As the Amazon nourishesBrazil and the Nile providesfor Egypt, so the Yangtzefeeds China. At 3956 miles,it's the third-longest river in the worldand home to one third of China's population.Half of China's food is grown alongits fertile banks. From its source 20,000feet high in the Tibetan Plateau, theYangtze twists and turns like a dragonuntil it pours its stream into the EastChina Sea, so silt-laden that the oceanlooks mud-stained for 70 miles.
This mystical waterway, for centuriesa romantic inspiration for artistsand poets, wanders past ancient pagodas,homes with terraces running up theslopes of mountains, and fields so oldthe farmers have lost track of theirownership. It rushes through gorgeswhose sheer cliffs sometimes rearmajestically thousands of feet above theriver, and always it tumbles, untamed,headlong for the sea.
There, the Yangtze mouth stretches55 miles across, but at Tiger Gorge, it isonly 90 feet wide. About 1800 milesupriver, beyond the famous ThreeGorges, lies Chongqing, China's largestcity. It has an area population of 33 million,but is accessible only to small boatsless than 3000 tons.
In 1919, Dr. Sun Yat-sen, the physicianwho is "the father of modernChina,"suggested damming the Yangtzeto facilitate navigation and prevent theriver's notorious flooding (1 million peoplehave died from the Yangtze's floodingin the past 100 years). In 1994, after 73years of discussion, China began buildinga massive dam that will raise the riverlevel by 575 feet. Called the Three GorgesProject, the dam will be completed in2009. Ecologists suggest it will submerge13 cities, 140 towns, 1352 villages, and8000 archaeological sites. It could alsoharm wildlife, create pollution, andendanger the nation if the dam breaks.But the project is well on schedule.
Floating in Style
Initially there was tourist talk of, "Seethe Yangtze before it's gone,"but now it'sclear the dam will help tourism by makingriver cruises more comfortable, softadventures, and the Lesser Three Gorgesof the Daning River tributary will becomemore accessible. Several riverboat companiesare gearing up for this, but upscaleVictoria Cruises has been on the river for10 years (800-348-8084; www.victoriacruises.com). Victoria Cruises really hasno competition. It's owned by the ChineseAmerican Pi family in New York, who"run it not as an investment for the familybut as a legacy."
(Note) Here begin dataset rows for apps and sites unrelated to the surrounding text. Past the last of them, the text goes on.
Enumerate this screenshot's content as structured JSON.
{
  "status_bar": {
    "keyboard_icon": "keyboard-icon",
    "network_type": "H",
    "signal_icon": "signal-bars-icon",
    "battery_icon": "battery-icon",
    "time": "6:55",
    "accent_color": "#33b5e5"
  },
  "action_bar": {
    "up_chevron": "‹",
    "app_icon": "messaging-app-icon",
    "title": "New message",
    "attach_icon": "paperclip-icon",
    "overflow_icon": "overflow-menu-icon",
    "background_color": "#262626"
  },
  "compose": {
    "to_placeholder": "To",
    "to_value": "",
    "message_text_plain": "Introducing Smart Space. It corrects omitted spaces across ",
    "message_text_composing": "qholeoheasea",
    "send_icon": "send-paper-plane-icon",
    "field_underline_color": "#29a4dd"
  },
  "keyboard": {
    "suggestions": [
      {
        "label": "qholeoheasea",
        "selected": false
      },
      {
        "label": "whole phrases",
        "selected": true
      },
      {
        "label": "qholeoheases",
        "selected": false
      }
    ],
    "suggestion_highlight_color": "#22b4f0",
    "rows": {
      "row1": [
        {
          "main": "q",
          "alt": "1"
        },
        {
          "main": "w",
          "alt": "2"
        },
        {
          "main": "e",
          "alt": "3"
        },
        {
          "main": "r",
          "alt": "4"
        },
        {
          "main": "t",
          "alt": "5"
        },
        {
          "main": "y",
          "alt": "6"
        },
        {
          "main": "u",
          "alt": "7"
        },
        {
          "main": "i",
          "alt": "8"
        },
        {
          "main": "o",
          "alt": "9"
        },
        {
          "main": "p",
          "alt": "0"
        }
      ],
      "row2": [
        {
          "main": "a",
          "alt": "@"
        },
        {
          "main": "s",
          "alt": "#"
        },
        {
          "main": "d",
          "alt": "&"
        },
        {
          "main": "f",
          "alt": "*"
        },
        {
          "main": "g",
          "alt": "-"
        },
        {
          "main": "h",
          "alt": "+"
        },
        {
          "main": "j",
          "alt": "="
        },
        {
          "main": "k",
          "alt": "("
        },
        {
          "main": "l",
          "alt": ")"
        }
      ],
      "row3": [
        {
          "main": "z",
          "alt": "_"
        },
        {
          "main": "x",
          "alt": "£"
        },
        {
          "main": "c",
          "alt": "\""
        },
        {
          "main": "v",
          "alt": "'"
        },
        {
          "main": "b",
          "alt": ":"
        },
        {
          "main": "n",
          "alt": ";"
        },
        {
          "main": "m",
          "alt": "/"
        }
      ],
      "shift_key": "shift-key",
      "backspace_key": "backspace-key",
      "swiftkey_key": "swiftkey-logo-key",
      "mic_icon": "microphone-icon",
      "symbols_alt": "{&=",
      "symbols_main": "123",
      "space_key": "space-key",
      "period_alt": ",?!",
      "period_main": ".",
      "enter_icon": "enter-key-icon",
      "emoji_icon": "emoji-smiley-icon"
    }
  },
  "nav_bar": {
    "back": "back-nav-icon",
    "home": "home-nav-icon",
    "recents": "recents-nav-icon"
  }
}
The company's latest ship, the, made its maiden voyagein 2004, with 7-night cruises fromChongqing that include land excursionsto Wanxian, site of the 1926 gunboatincident with the British, and the ThreeGorges Museum, with its demonstrationsof the cliff burial of the Ba people, wholived there 1800 to 3500 years ago. Ahalf-day trip on a smaller ship up theLesser Three Gorges of the Daning pastthe cliffs where the coffins once hung—suspended high to show filial devotionand to be close to heaven—brings all ofthis alive. The ship guide actually pointsout a coffin still there, astonishingly highup on the river wall.